For each line of the data that includes the word "icon", copy the line.

[INFORMATION PROVIDED]

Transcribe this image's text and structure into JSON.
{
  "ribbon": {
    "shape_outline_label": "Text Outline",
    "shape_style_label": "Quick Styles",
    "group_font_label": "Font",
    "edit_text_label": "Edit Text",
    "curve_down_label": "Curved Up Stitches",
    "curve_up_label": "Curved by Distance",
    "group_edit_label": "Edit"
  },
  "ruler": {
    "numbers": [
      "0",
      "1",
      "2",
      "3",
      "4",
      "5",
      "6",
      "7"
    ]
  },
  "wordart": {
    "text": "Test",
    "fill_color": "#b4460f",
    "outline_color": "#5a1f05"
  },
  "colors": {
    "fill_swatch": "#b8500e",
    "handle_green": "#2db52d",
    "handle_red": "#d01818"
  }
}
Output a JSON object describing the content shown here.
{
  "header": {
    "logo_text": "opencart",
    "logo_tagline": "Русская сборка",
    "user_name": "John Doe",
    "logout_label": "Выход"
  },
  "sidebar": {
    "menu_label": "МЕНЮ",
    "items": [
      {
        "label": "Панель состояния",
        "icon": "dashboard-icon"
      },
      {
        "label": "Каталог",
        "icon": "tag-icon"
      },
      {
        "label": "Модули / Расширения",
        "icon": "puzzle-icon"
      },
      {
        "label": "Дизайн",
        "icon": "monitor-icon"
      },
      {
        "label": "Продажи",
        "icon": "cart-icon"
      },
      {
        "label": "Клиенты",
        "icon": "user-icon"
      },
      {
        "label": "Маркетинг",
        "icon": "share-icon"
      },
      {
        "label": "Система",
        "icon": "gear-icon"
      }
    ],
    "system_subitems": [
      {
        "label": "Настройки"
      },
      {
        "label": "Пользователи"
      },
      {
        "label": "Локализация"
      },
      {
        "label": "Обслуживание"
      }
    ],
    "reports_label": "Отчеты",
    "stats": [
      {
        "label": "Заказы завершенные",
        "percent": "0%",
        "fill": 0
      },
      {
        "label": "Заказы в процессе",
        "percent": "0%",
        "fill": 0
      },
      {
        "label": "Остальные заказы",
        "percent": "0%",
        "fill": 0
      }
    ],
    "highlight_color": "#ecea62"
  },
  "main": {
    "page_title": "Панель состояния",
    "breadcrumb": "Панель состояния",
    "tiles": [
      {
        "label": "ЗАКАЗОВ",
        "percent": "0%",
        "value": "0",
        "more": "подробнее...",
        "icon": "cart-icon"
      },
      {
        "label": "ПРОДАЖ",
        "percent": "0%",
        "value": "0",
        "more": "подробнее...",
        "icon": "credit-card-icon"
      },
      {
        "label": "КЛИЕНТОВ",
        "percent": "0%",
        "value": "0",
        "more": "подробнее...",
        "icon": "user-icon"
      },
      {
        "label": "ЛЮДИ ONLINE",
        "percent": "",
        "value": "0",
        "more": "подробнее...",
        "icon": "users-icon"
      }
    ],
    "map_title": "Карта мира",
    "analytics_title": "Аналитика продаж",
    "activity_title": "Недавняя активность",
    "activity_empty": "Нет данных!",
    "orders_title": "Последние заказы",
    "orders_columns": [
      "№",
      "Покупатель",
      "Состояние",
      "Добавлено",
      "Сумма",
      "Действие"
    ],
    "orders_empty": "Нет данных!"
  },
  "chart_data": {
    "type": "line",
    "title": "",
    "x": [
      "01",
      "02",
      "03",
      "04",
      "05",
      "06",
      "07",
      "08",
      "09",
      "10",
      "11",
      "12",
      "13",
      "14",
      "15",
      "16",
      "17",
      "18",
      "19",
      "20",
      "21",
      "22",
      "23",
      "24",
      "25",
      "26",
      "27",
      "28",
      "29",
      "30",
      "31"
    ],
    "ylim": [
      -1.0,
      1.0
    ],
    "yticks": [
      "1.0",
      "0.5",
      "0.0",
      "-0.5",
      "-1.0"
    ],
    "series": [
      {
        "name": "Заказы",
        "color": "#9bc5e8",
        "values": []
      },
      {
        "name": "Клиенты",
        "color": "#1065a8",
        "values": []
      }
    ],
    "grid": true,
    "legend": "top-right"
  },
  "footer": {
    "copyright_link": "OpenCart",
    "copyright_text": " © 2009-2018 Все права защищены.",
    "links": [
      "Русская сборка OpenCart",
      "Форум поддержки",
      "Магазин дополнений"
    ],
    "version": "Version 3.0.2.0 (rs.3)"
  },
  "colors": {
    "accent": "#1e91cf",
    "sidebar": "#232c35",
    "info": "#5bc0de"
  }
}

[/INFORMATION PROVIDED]

SOLUTION BELOW =>
        "icon": "dashboard-icon"
        "icon": "tag-icon"
        "icon": "puzzle-icon"
        "icon": "monitor-icon"
        "icon": "cart-icon"
        "icon": "user-icon"
        "icon": "share-icon"
        "icon": "gear-icon"
        "icon": "cart-icon"
        "icon": "credit-card-icon"
        "icon": "user-icon"
        "icon": "users-icon"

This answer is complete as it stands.